|Laverne & Shirley's disastrous turn attempting to run|
Interestingly, the Blue Heron books were the first in which Higgins adopted a dual point of view, half of her story told from the POV of the heroine, half from the hero. To me, it almost felt as if to make room for her heroes' voices, to make them seem heroic even when we were seeing inside their more vulnerable, human selves, she unconsciously found herself diminishing her heroines. To make them so nice, so silly, that they almost disappeared as people.
|The card Jenny should have sent to her ex's baby shower?|
Of course, since Jenny is the ultimate nice girl, she's stayed friends with Owen, has become friends with Ana-Sofia, and, when the novel opens, is attending their baby shower. Even Jenny herself terms such behavior "pathetic" (49). But still, she can't seem to stop herself; "I want so much to hate her—to hate them both—but they're just too fucking nice" (909). And so Jenny, in turn, continues to feel compelled to be nice in return—so nice that she ends up helping to deliver Ana-Sofia's child when the baby arrives unexpectedly early.
In comparison to her gregarious younger sister, shy Rachel seems to have reaped the rewards, rather than the pains, of being a nice girl. She's got a loving husband with a lucrative job, a beautiful home in the New York suburbs, and, after months of fertility treatments, triplet girls whom she loves almost more than she can bear. But Rachel's niceness does not allow her to see, never mind acknowledge, the fissures in her perfect life. Being a stay-at-home mom is all that she's ever wanted; admitting that taking care of triplets on her own might just have brought her one inch away from the "moms who look fifteen years older than they are. Who have inches of gray roots showing, who wear their husbands' clothes and smell like stale milk and spit-up, who are weepy and exhausted" is terrifying (209).
Confronting her husband when she suspects he's having an affair is the last thing that always-make-peace Rachel wants to do. Taking him back after such a transgression would have once seemed impossible. But now that she's so enmeshed in her suburban life, Rachel finds herself reconsidering her former unconciliating stance towards adultery. Wouldn't a nice wife forgive?
While If You Only Knew creates not one, but two female protagonists who are as ridiculously nice as Higgins' Blue Heron heroines, this book doesn't just feature overly nice women; it takes on the issue of female niceness itself, calling attention to its self-erasing tendencies in the lives of too many women.
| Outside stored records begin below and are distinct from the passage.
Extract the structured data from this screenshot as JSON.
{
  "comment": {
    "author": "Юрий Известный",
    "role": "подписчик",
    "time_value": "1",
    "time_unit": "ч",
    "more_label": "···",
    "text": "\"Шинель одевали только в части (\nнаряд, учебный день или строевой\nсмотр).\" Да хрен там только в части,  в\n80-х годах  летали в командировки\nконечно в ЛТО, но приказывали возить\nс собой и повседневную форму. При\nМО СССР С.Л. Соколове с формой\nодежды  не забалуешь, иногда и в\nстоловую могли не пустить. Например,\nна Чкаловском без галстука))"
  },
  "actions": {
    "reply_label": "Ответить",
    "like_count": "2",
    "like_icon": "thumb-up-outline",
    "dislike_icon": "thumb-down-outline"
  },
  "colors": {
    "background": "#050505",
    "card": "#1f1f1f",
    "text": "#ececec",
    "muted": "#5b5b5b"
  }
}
Though Jenny does find romance by book's end, If You Only Knew is more women's fiction than romance; both Jenny and Rachel coming to understand where the line between being nice and being too nice lies. While that line may be different for each sister, both ultimately negotiate a way to retain their self-identities as nice women, but women who simultaneously do not allow their very niceness to allow others to take undue advantage.
It made me smile to see that Higgins' recent Publishers Weekly apologia for the romance genre was entitled "Never Read a Romance Novel? Grow Up." Because there's no phrase "Mrs. Nice Woman," is there? It's only ever "nice girl." Girls (especially in America, white girls) who are only all too often taught to be nice to the point of erasing their own needs, never do grow up, do they?
So happy to report that Higgins's fiction is back to hanging out with the grownups, too.
Laverne & Shirley: DVDtalk
Baby Shower no-show: Alpha Mom
If Only You Knew